The main cast includes:
Masaaki Mizunaka as Hayato Kasubake
Azumi Waki as Shiragiku Ono
Aya Yamane as Riho Tsukishima
Sayumi Suzuhiro as Ami Tsuruga
Asami Seto as Akane Hōōji
Ruriko Aoki as Ōka Makuzawa
Satoshi Kuwabara (Black Jack, The Quintessential Quintuplets) is directing the anime at Tezuka Productions, Keiichirō Ōchi (The Demon Girl Next Door, The Quintessential Quintuplets) is in charge of the series scripts, Masatsune Noguchi (Hakushon Daimaō, My Home Hero) is designing the characters, Shu Kanematsu (Castle Town Dandelion, My Next Life as a Villainess: All Routes Lead to Doom!) and Miki Sakurai (The Quintessential Quintuplets, My Next Life as a Villainess: All Routes Lead to Doom!) are composing the music.
Megami no Café Terrace is a harem romantic comedy that centers on Hayato Kasukabe, a man who got into Tokyo University on his first try, but receives news of his grandmother’s passing. He returns to his family’s cafe and his childhood home for the first time in three years, but there he finds five girls working in the cafe, all claiming to be part of his grandfather’s family.
Seo (Fuuka, A Town Where You Live, Suzuka) launched the manga in Kodansha‘s Weekly Shōnen Magazine in February 2021. Kodansha published the manga’s sixth compiled book volume on June 17 and published the seventh on September 16. Kodansha USA Publishing is publishing the manga in English.
Seo launched the Fuuka series in Weekly Shōnen Magazine in 2014, and the series ended in April 2018. Kodansha published 20 volumes for the manga. Crunchyroll released the manga’s chapters digitally simultaneously with their release in Japan. Kodansha Comics released the series’ volumes digitally, and the 20th volume launched in January 2019. The manga’s television anime adaptation premiered in January 2017. Crunchyroll streamed the series with English subtitles as it aired in Japan, and Funimation streamed an English dub.

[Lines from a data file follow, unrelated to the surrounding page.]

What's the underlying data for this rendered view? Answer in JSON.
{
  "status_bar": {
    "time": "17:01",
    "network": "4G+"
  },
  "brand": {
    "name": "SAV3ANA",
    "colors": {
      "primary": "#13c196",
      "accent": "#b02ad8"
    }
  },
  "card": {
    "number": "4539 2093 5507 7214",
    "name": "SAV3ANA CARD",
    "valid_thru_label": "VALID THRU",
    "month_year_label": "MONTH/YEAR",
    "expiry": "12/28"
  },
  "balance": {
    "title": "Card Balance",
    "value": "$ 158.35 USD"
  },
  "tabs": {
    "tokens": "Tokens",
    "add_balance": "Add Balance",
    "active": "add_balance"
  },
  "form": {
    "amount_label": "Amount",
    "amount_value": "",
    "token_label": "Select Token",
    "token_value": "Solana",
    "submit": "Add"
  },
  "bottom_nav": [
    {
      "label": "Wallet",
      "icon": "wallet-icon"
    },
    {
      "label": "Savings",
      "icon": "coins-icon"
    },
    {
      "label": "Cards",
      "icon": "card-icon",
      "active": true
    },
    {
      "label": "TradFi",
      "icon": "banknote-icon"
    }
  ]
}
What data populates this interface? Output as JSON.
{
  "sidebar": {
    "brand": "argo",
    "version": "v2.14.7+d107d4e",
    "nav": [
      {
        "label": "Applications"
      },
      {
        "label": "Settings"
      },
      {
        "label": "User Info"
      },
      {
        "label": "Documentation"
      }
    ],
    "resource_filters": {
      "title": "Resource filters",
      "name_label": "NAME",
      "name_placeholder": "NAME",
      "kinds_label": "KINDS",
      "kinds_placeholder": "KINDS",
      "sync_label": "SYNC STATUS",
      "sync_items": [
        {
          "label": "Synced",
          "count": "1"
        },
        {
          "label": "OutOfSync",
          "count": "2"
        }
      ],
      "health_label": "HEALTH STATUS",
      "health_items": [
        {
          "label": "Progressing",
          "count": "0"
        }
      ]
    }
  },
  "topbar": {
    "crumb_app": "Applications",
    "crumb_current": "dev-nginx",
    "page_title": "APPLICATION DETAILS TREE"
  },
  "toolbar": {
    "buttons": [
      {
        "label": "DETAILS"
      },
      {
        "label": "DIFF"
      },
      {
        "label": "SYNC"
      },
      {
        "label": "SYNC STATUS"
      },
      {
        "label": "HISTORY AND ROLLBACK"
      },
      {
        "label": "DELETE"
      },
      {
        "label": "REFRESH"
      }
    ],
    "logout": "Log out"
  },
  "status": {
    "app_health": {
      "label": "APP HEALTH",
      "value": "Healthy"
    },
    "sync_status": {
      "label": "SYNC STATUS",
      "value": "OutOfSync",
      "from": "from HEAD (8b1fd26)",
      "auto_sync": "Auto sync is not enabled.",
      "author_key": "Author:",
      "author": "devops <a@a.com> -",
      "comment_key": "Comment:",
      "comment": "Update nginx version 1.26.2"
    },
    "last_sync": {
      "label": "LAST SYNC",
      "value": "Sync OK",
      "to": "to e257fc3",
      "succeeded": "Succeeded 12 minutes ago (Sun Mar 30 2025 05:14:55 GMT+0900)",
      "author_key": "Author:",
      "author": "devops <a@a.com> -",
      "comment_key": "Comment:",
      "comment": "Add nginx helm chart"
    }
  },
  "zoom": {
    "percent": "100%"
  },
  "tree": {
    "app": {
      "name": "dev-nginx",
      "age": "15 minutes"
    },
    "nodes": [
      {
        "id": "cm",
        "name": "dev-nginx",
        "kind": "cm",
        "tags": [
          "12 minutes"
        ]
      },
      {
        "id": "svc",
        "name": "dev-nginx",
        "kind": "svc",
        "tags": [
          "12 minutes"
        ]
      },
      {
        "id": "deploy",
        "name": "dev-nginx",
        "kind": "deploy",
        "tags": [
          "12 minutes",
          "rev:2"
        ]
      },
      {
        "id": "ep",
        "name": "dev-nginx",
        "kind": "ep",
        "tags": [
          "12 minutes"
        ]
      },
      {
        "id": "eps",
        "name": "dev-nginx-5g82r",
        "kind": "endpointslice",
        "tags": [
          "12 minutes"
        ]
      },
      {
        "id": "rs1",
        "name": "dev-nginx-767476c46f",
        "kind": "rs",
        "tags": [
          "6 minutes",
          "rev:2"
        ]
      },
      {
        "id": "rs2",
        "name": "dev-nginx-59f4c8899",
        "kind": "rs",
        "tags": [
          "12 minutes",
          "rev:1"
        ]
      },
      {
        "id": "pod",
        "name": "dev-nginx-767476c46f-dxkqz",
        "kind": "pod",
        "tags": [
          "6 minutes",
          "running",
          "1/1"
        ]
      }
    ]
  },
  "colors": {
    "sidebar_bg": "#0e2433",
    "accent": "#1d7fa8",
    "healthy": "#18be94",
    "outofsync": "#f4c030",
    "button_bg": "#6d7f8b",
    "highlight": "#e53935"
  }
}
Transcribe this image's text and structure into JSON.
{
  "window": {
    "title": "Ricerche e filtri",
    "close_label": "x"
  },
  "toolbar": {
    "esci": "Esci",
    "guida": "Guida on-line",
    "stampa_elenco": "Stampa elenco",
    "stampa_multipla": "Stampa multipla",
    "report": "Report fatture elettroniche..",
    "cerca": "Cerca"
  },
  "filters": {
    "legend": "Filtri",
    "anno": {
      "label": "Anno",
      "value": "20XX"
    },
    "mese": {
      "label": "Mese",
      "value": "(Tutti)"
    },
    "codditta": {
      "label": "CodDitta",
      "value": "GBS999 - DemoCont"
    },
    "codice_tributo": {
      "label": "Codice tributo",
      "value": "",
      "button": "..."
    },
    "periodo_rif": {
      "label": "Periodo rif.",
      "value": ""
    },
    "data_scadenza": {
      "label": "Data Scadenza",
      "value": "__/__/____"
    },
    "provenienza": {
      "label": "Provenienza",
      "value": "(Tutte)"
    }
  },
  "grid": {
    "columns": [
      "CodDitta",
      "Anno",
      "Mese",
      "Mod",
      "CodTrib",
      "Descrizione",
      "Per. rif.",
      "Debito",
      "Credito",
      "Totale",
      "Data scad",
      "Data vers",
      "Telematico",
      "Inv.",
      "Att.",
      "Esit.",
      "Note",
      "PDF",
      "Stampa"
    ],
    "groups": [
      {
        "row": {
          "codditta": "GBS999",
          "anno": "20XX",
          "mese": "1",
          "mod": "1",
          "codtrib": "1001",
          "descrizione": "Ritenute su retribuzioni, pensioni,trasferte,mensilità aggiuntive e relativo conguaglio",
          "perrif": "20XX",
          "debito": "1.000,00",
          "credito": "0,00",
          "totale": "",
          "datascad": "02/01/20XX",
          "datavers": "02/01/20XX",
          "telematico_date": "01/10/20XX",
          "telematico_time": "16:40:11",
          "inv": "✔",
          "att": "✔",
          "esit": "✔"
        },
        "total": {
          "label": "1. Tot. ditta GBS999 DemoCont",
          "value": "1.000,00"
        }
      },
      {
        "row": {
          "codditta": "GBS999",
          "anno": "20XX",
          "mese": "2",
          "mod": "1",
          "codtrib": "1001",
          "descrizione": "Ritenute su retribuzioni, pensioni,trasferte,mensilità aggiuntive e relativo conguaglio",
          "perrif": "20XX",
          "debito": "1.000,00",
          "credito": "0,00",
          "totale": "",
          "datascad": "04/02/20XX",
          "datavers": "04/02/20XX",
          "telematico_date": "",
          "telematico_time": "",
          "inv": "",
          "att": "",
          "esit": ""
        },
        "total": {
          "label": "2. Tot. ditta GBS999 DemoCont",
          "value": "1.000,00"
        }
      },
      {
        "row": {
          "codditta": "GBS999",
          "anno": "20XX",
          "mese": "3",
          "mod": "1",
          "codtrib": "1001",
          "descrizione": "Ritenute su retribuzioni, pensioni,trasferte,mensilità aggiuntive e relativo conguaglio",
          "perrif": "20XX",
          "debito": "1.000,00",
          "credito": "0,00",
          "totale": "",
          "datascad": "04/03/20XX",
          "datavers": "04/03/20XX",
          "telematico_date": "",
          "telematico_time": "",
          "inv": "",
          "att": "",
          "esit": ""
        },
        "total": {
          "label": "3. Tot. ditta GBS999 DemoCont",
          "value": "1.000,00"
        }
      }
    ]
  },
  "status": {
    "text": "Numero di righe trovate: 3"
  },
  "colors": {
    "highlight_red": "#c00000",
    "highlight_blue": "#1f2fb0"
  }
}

Seo ended his 27-volume Kimi no Iru Machi (A Town Where You Live) manga on the same day he launched Fuuka. The manga inspired a television anime adaptation from GONZO in 2014 as well as four original video anime volumes.
Seo’s 18-volume Suzuka manga ran from 2004-2007. Del Rey released part of the series in print, and then Kodansha Comics released the full series digitally. A television anime adaptation aired in 2005, and Funimation released the series on DVD.